**ACTIVITY:** When you come to a picture, pass over it, and set down the entries below exactly.

*** Opening THE DATA ***

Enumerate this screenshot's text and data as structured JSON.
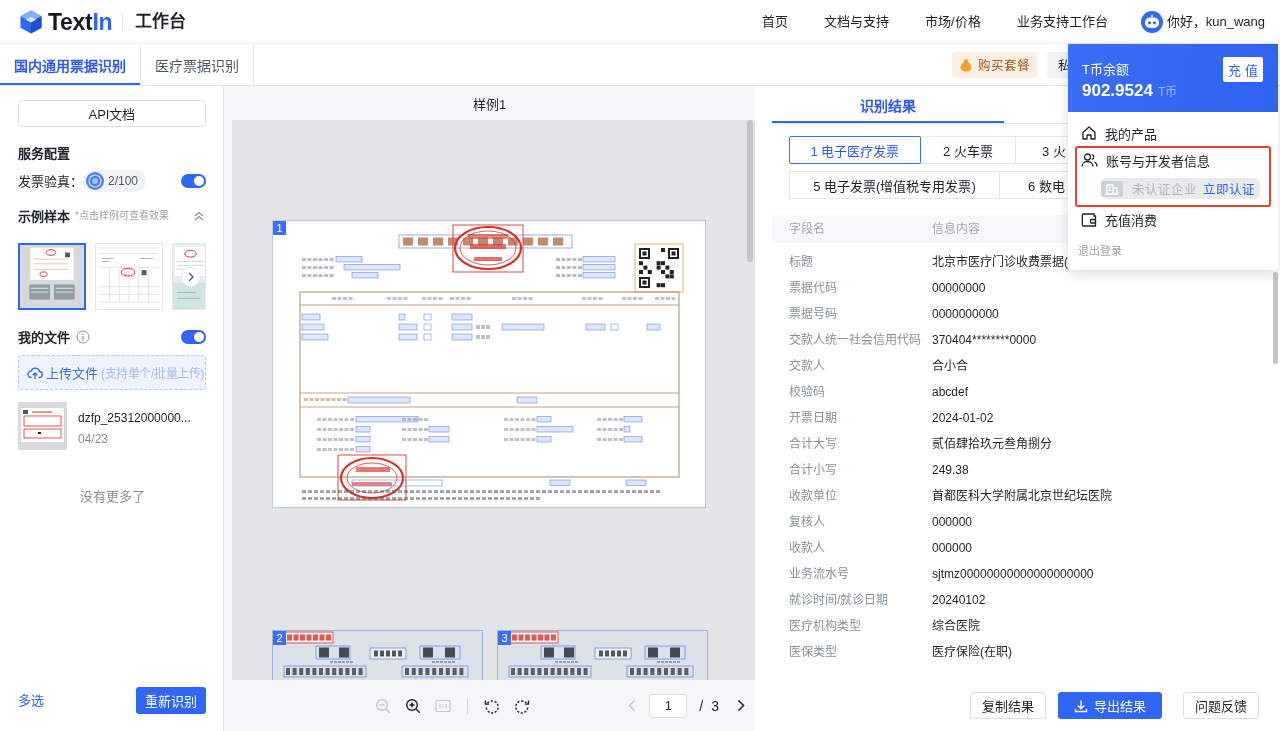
{
  "header": {
    "logo": {
      "text": "Text",
      "accent": "In"
    },
    "title": "工作台",
    "nav": [
      {
        "label": "首页"
      },
      {
        "label": "文档与支持"
      },
      {
        "label": "市场/价格"
      },
      {
        "label": "业务支持工作台"
      }
    ],
    "user": {
      "greeting": "你好，kun_wang"
    }
  },
  "tabs": [
    {
      "label": "国内通用票据识别",
      "selected": true
    },
    {
      "label": "医疗票据识别",
      "selected": false
    }
  ],
  "actions_bar": [
    {
      "label": "购买套餐",
      "kind": "purchase"
    },
    {
      "label": "私",
      "kind": "plain"
    }
  ],
  "sidebar": {
    "api_button": "API文档",
    "service": {
      "heading": "服务配置",
      "verify_label": "发票验真：",
      "quota": "2/100",
      "on": true
    },
    "samples": {
      "heading": "示例样本",
      "hint": "*点击样例可查看效果",
      "expanded": true,
      "items": [
        {
          "kind": "invoice-set",
          "selected": true
        },
        {
          "kind": "vat-invoice",
          "selected": false
        },
        {
          "kind": "receipt",
          "selected": false
        }
      ]
    },
    "files": {
      "heading": "我的文件",
      "on": true,
      "upload": {
        "label": "上传文件",
        "hint": "(支持单个/批量上传)"
      },
      "items": [
        {
          "name": "dzfp_25312000000...",
          "date": "04/23"
        }
      ],
      "end_note": "没有更多了"
    },
    "footer": {
      "multi_select": "多选",
      "rerun": "重新识别"
    }
  },
  "viewer": {
    "title": "样例1",
    "pages": [
      {
        "number": "1",
        "kind": "invoice"
      },
      {
        "number": "2",
        "kind": "train-ticket"
      },
      {
        "number": "3",
        "kind": "train-ticket"
      }
    ],
    "tools": [
      {
        "kind": "zoom-out",
        "disabled": true
      },
      {
        "kind": "zoom-in",
        "disabled": false
      },
      {
        "kind": "fit",
        "disabled": true
      },
      {
        "kind": "rotate-left",
        "disabled": false
      },
      {
        "kind": "rotate-right",
        "disabled": false
      }
    ],
    "pagination": {
      "prev_disabled": true,
      "current": "1",
      "separator": "/",
      "total": "3",
      "next_disabled": false
    }
  },
  "results": {
    "tabs": [
      {
        "label": "识别结果",
        "selected": true
      }
    ],
    "doc_type_rows": [
      [
        {
          "label": "1 电子医疗发票",
          "selected": true
        },
        {
          "label": "2 火车票",
          "selected": false
        },
        {
          "label": "3 火",
          "selected": false
        }
      ],
      [
        {
          "label": "5 电子发票(增值税专用发票)",
          "selected": false
        },
        {
          "label": "6 数电",
          "selected": false
        }
      ]
    ],
    "table": {
      "columns": [
        "字段名",
        "信息内容"
      ],
      "rows": [
        {
          "field": "标题",
          "value": "北京市医疗门诊收费票据("
        },
        {
          "field": "票据代码",
          "value": "00000000"
        },
        {
          "field": "票据号码",
          "value": "0000000000"
        },
        {
          "field": "交款人统一社会信用代码",
          "value": "370404********0000"
        },
        {
          "field": "交款人",
          "value": "合小合"
        },
        {
          "field": "校验码",
          "value": "abcdef"
        },
        {
          "field": "开票日期",
          "value": "2024-01-02"
        },
        {
          "field": "合计大写",
          "value": "贰佰肆拾玖元叁角捌分"
        },
        {
          "field": "合计小写",
          "value": "249.38"
        },
        {
          "field": "收款单位",
          "value": "首都医科大学附属北京世纪坛医院"
        },
        {
          "field": "复核人",
          "value": "000000"
        },
        {
          "field": "收款人",
          "value": "000000"
        },
        {
          "field": "业务流水号",
          "value": "sjtmz00000000000000000000"
        },
        {
          "field": "就诊时间/就诊日期",
          "value": "20240102"
        },
        {
          "field": "医疗机构类型",
          "value": "综合医院"
        },
        {
          "field": "医保类型",
          "value": "医疗保险(在职)"
        }
      ]
    },
    "buttons": [
      {
        "label": "复制结果",
        "kind": "default"
      },
      {
        "label": "导出结果",
        "kind": "primary"
      },
      {
        "label": "问题反馈",
        "kind": "default"
      }
    ]
  },
  "account_menu": {
    "balance_label": "T币余额",
    "balance": "902.9524",
    "unit": "T币",
    "recharge": "充 值",
    "items": [
      {
        "kind": "products",
        "label": "我的产品",
        "highlighted": false
      },
      {
        "kind": "account",
        "label": "账号与开发者信息",
        "highlighted": true,
        "sub": {
          "status": "未认证企业",
          "action": "立即认证"
        }
      },
      {
        "kind": "billing",
        "label": "充值消费",
        "highlighted": false
      },
      {
        "kind": "logout",
        "label": "退出登录",
        "highlighted": false
      }
    ]
  }
}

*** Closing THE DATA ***

**SOLUTION TO THE PROBLEM:**
Enumerate this screenshot's text and data as structured JSON.
{
  "header": {
    "logo": {
      "text": "Text",
      "accent": "In"
    },
    "title": "工作台",
    "nav": [
      {
        "label": "首页"
      },
      {
        "label": "文档与支持"
      },
      {
        "label": "市场/价格"
      },
      {
        "label": "业务支持工作台"
      }
    ],
    "user": {
      "greeting": "你好，kun_wang"
    }
  },
  "tabs": [
    {
      "label": "国内通用票据识别",
      "selected": true
    },
    {
      "label": "医疗票据识别",
      "selected": false
    }
  ],
  "actions_bar": [
    {
      "label": "购买套餐",
      "kind": "purchase"
    },
    {
      "label": "私",
      "kind": "plain"
    }
  ],
  "sidebar": {
    "api_button": "API文档",
    "service": {
      "heading": "服务配置",
      "verify_label": "发票验真：",
      "quota": "2/100",
      "on": true
    },
    "samples": {
      "heading": "示例样本",
      "hint": "*点击样例可查看效果",
      "expanded": true,
      "items": [
        {
          "kind": "invoice-set",
          "selected": true
        },
        {
          "kind": "vat-invoice",
          "selected": false
        },
        {
          "kind": "receipt",
          "selected": false
        }
      ]
    },
    "files": {
      "heading": "我的文件",
      "on": true,
      "upload": {
        "label": "上传文件",
        "hint": "(支持单个/批量上传)"
      },
      "items": [
        {
          "name": "dzfp_25312000000...",
          "date": "04/23"
        }
      ],
      "end_note": "没有更多了"
    },
    "footer": {
      "multi_select": "多选",
      "rerun": "重新识别"
    }
  },
  "viewer": {
    "title": "样例1",
    "pages": [
      {
        "number": "1",
        "kind": "invoice"
      },
      {
        "number": "2",
        "kind": "train-ticket"
      },
      {
        "number": "3",
        "kind": "train-ticket"
      }
    ],
    "tools": [
      {
        "kind": "zoom-out",
        "disabled": true
      },
      {
        "kind": "zoom-in",
        "disabled": false
      },
      {
        "kind": "fit",
        "disabled": true
      },
      {
        "kind": "rotate-left",
        "disabled": false
      },
      {
        "kind": "rotate-right",
        "disabled": false
      }
    ],
    "pagination": {
      "prev_disabled": true,
      "current": "1",
      "separator": "/",
      "total": "3",
      "next_disabled": false
    }
  },
  "results": {
    "tabs": [
      {
        "label": "识别结果",
        "selected": true
      }
    ],
    "doc_type_rows": [
      [
        {
          "label": "1 电子医疗发票",
          "selected": true
        },
        {
          "label": "2 火车票",
          "selected": false
        },
        {
          "label": "3 火",
          "selected": false
        }
      ],
      [
        {
          "label": "5 电子发票(增值税专用发票)",
          "selected": false
        },
        {
          "label": "6 数电",
          "selected": false
        }
      ]
    ],
    "table": {
      "columns": [
        "字段名",
        "信息内容"
      ],
      "rows": [
        {
          "field": "标题",
          "value": "北京市医疗门诊收费票据("
        },
        {
          "field": "票据代码",
          "value": "00000000"
        },
        {
          "field": "票据号码",
          "value": "0000000000"
        },
        {
          "field": "交款人统一社会信用代码",
          "value": "370404********0000"
        },
        {
          "field": "交款人",
          "value": "合小合"
        },
        {
          "field": "校验码",
          "value": "abcdef"
        },
        {
          "field": "开票日期",
          "value": "2024-01-02"
        },
        {
          "field": "合计大写",
          "value": "贰佰肆拾玖元叁角捌分"
        },
        {
          "field": "合计小写",
          "value": "249.38"
        },
        {
          "field": "收款单位",
          "value": "首都医科大学附属北京世纪坛医院"
        },
        {
          "field": "复核人",
          "value": "000000"
        },
        {
          "field": "收款人",
          "value": "000000"
        },
        {
          "field": "业务流水号",
          "value": "sjtmz00000000000000000000"
        },
        {
          "field": "就诊时间/就诊日期",
          "value": "20240102"
        },
        {
          "field": "医疗机构类型",
          "value": "综合医院"
        },
        {
          "field": "医保类型",
          "value": "医疗保险(在职)"
        }
      ]
    },
    "buttons": [
      {
        "label": "复制结果",
        "kind": "default"
      },
      {
        "label": "导出结果",
        "kind": "primary"
      },
      {
        "label": "问题反馈",
        "kind": "default"
      }
    ]
  },
  "account_menu": {
    "balance_label": "T币余额",
    "balance": "902.9524",
    "unit": "T币",
    "recharge": "充 值",
    "items": [
      {
        "kind": "products",
        "label": "我的产品",
        "highlighted": false
      },
      {
        "kind": "account",
        "label": "账号与开发者信息",
        "highlighted": true,
        "sub": {
          "status": "未认证企业",
          "action": "立即认证"
        }
      },
      {
        "kind": "billing",
        "label": "充值消费",
        "highlighted": false
      },
      {
        "kind": "logout",
        "label": "退出登录",
        "highlighted": false
      }
    ]
  }
}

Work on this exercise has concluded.